The U.S. and Iran are far from mutual understanding

The U.S. and Iran are far from mutual understanding

By Vestnik Kavkaza

After the new president Rouhani was elected, it was expected that the situation over Iran will improve. Experts believe that the U.S. will intend to hold bilateral negotiations on the nuclear problem, but it is not so. The U.S.A. still follow their way in the sphere, and we cannot expect serious progress in settlement of the Iranian nuclear program. The former Extraordinary and Plenipotentiary Ambassador, the current first class state advisor, consultant of the head of the Russian Strategic Studies Institute, Dmitry Ryurikov, and the head of the Center of Socio-Political Studies, Vladimir Yevseyev, commented on stiffening of sanctions launched by the U.S. against Iran.

According to Vladimir Yevseyev, “The U.S. want concessions from Iran – this is the main problem. If they agreed for a dialogue, a normal dialogue, Hassan Rouhani would match their expectations. Hassa Rouhani calls for a dialogue based on mutual compromises. The U.S.A. want Iran to stop enriching uranium from 5% to 20%. What can Iran do? It can stop the process. This is a compromise. But now the U.S. wait for concessions, that’s why new sanctions are being launched. From this point of view the U.S. count on one-sided illegal sanctions because they spread their internal laws in the whole world. From this point of view, it is illegal. Why do they count on it? The U.S. can say: “Look, Russia and China block us, and we cannot do it from the name of the Security Council of the UN.” Look at the sanctions which are launched there and what sanctions are launched by the U.S. and their allies. The sanctions are incomparable. Iran is put by the sanctions in such a position that as if the world will turn topsy-turvy, if Iran does this or that. There have been no similar stiff and deep sanctions against anyone. Why? We can say things happen or that the U.S. really fears of Iran. I think there are many reasons for the U.S. behave like this, but the U.S. count on one-sided sanctions of their own state and their allies, and the U.S. will follow the way till they realize that it doesn’t work. But Washington is sure that it will work and Iran will yield. I think the position is wrong.”

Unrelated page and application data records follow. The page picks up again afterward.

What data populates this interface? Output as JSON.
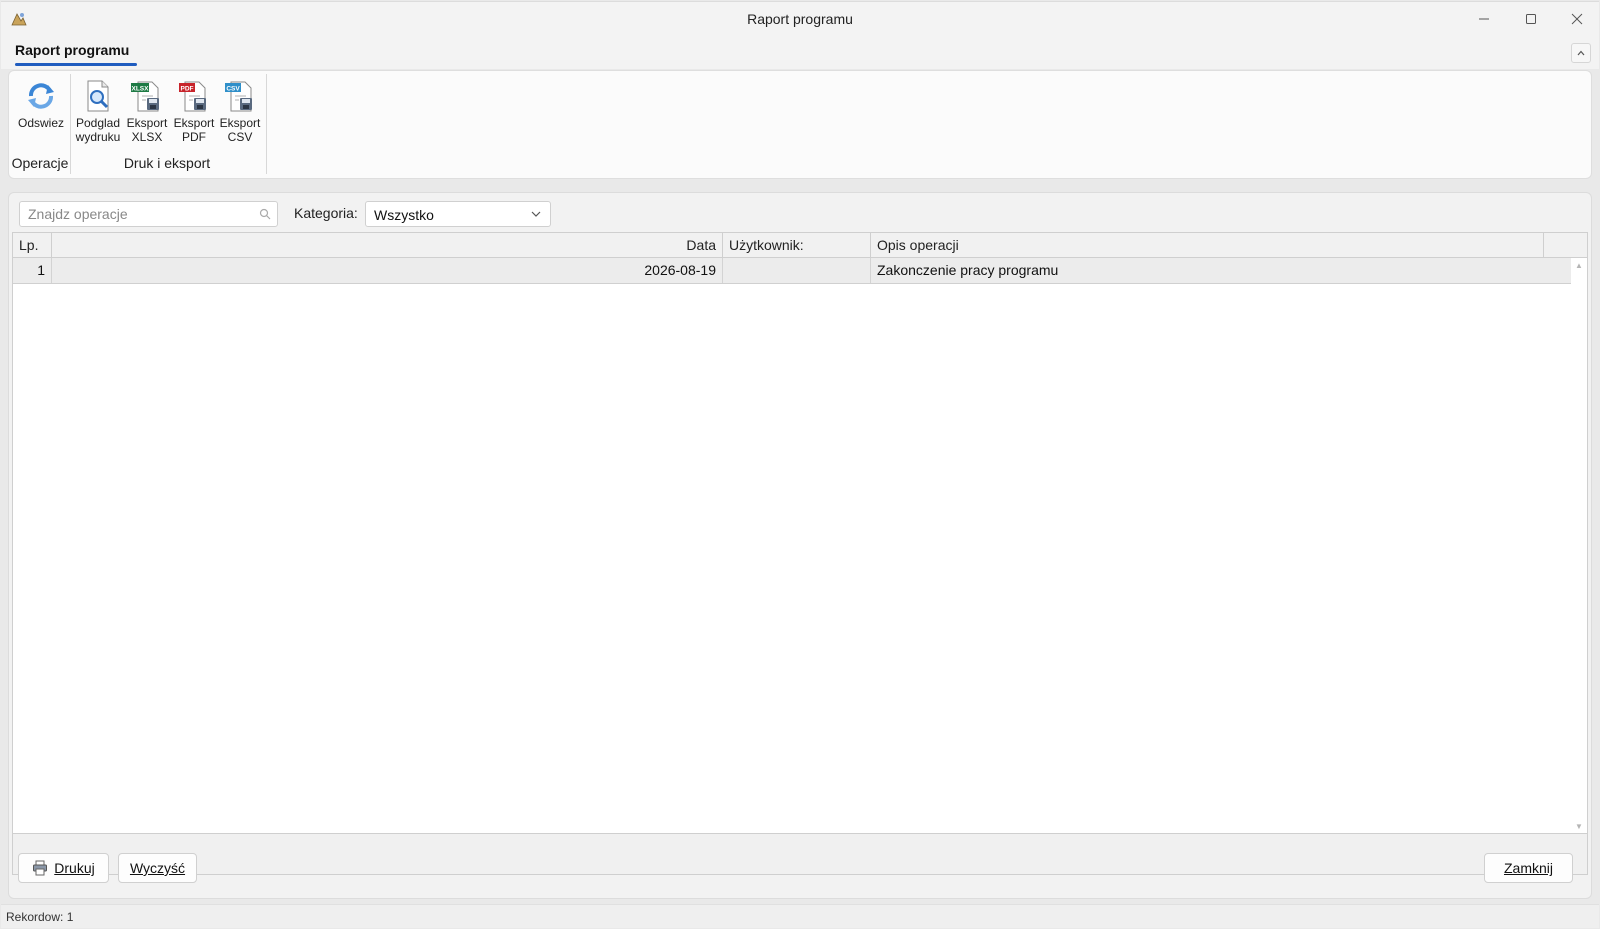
{
  "window": {
    "title": "Raport programu",
    "minimize_glyph": "—",
    "maximize_glyph": "☐",
    "close_glyph": "✕"
  },
  "ribbon": {
    "tab_label": "Raport programu",
    "collapse_glyph": "⌃",
    "groups": {
      "operations": {
        "label": "Operacje",
        "refresh_label": "Odswiez"
      },
      "print_export": {
        "label": "Druk i eksport",
        "preview_line1": "Podglad",
        "preview_line2": "wydruku",
        "xlsx_line1": "Eksport",
        "xlsx_line2": "XLSX",
        "pdf_line1": "Eksport",
        "pdf_line2": "PDF",
        "csv_line1": "Eksport",
        "csv_line2": "CSV",
        "xlsx_badge": "XLSX",
        "pdf_badge": "PDF",
        "csv_badge": "CSV"
      }
    }
  },
  "filters": {
    "search_placeholder": "Znajdz operacje",
    "search_value": "",
    "category_label": "Kategoria:",
    "category_value": "Wszystko"
  },
  "grid": {
    "columns": [
      "Lp.",
      "Data",
      "Użytkownik:",
      "Opis operacji"
    ],
    "rows": [
      {
        "lp": "1",
        "data": "2026-08-19",
        "user": "",
        "desc": "Zakonczenie pracy programu"
      }
    ]
  },
  "buttons": {
    "print_label": "Drukuj",
    "clear_label": "Wyczyść",
    "close_label": "Zamknij"
  },
  "status": {
    "records": "Rekordow: 1"
  },
  "colors": {
    "accent": "#1f5cbf",
    "xlsx": "#1d7a44",
    "pdf": "#c8242b",
    "csv": "#2f8fc9"
  }
}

Dmitry Ryurikov, the current first class state advisor, consultant of the head of the Russian Strategic Studies Institute, says that “one-sided sanctions can be considered as legitimate, but when they have such a character, there a wider question appears, and international laws and acts begin to operate, which touch on responsibility of the state for supporting peace, security, and so on, and the right of nations for development. Sanctions has reached such a level that they actually make normal economic life of the state and normal functions of social security impossible. From this point of view, the question hasn’t been developed. American lawyers have worked. Those who can object have begun to work and, obviously, they will object. The question is: what is a foundation for adopting such sanctions? The presumption of guilt acts against Iran. I.e. notwithstanding whether there is a threat of creating a nuclear weapon, there is no contradiction between it and duties of Iran before the NPT.”